With a unique voice and writing style, Jeffrey Kosh weaves a fascinating story in Feeding the Urge. Feeding the Urge is a thought provoking novel that leaves the reader pondering what is truly good and what is absolute evil. This is an Indy author to watch.
"One To Watch." - Franklin E. Wales (Author of Deadheads: Evolution)
Kosh has the chops to be a player in the world of the written word. Florida Glades, Indian spiritualism, and enough darkness to bring it way up on the creep factor combined with some damn fine suspense, make this debut's author "One to watch!"
Heaven Liegh Eldeen - Author of 'The Demon Side'
From the Author

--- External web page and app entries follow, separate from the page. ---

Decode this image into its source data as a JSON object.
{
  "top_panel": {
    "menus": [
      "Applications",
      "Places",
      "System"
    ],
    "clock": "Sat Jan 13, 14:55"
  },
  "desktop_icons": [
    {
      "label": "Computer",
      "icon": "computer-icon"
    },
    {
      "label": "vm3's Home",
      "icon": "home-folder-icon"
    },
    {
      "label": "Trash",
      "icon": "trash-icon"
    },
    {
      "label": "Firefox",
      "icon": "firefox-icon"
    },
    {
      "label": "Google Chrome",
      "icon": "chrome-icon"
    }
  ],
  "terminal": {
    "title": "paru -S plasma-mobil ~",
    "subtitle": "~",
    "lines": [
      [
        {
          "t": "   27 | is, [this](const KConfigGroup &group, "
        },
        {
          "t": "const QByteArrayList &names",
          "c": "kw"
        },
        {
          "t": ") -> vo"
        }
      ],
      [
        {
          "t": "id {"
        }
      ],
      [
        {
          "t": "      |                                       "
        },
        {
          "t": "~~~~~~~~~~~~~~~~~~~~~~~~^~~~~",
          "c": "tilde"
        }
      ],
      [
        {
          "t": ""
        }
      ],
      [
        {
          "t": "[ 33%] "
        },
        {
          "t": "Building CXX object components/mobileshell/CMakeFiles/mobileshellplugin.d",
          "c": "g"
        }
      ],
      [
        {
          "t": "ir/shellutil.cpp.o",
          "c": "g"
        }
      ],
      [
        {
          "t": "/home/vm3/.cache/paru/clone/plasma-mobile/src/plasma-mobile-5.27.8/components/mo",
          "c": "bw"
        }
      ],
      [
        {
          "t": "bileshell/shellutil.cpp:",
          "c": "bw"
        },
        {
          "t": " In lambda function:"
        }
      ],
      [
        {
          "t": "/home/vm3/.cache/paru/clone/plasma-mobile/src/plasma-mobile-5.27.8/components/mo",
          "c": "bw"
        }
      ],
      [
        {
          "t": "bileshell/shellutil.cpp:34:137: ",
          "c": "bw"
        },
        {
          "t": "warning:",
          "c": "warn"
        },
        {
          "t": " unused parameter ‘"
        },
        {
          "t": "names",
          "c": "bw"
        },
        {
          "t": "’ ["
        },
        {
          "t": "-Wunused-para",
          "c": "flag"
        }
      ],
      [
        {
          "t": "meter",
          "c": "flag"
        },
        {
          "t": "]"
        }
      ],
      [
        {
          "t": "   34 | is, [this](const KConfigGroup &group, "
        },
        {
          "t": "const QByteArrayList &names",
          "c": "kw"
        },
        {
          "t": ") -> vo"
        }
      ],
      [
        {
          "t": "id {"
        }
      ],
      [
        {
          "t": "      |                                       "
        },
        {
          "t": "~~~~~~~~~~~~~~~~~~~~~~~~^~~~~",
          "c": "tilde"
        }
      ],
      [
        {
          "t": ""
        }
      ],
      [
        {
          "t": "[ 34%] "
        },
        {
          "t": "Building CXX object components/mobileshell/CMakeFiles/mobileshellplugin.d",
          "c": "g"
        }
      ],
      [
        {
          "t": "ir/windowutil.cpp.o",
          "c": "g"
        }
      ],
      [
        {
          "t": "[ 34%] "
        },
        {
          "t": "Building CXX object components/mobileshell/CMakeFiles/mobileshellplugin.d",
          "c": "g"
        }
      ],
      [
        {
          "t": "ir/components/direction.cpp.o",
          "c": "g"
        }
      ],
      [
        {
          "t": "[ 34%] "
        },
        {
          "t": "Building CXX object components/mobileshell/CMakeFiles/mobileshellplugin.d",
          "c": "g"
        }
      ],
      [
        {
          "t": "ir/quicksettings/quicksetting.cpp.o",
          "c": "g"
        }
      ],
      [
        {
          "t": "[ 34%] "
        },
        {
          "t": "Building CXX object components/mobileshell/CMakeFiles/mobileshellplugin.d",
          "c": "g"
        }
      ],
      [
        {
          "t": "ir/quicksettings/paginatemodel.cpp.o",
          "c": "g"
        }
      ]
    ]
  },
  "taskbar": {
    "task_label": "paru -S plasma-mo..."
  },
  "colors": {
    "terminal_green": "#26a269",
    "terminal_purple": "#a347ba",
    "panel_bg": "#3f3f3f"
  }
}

I often compare the creation of 'Feeding the Urge' to that of the Frankenstein's monster - the literary one, not that from the movies.
It began with a dream, an idea on creating something new, something different from mainstay Horror literature, something which simply was not there.
The dream became an obsession, and like that infamous 18th century scientist, I began delving into forbidden knowledge and maddening stuff. Sometimes, even allowed me a grisly laugh, while researching on morgues, causes of death, and instruments of pain.
Like Victor, I ventured into forlorn graveyards of human knowledge, unearthing the bodies of those who preceded me, studying their anatomy and complexities.
Next, came the meat and bones of the story. I spent whole nights penning down my manuscript, assembling and dissecting it again, always looking for perfection, yet achieving none.
Once, it appeared too different from what I had in mind; a wretched creature which disgusted me. At another time, it distanced so much from whom I intended the thing to be.
I could not allow.
So, I suppressed the thing with a pillow, and created a new head for it.
This head was Nemesis.
Since I do not want to spoil my novel for you, I'm not going to reveal who - or what - this Nemesis is.
Feeding the Urge received its first spark of life on the night of January 1st 2012.
Mary Shelley published her 'Modern Prometheus' in January the 1st 1818.
I was excited, because I'm in love with her masterpiece.
Unlike its literary analogue it began to talk immediately and is even able to enjoy a good conversation.
Yet, beware, because inside that large skull lays still an abnormal brain.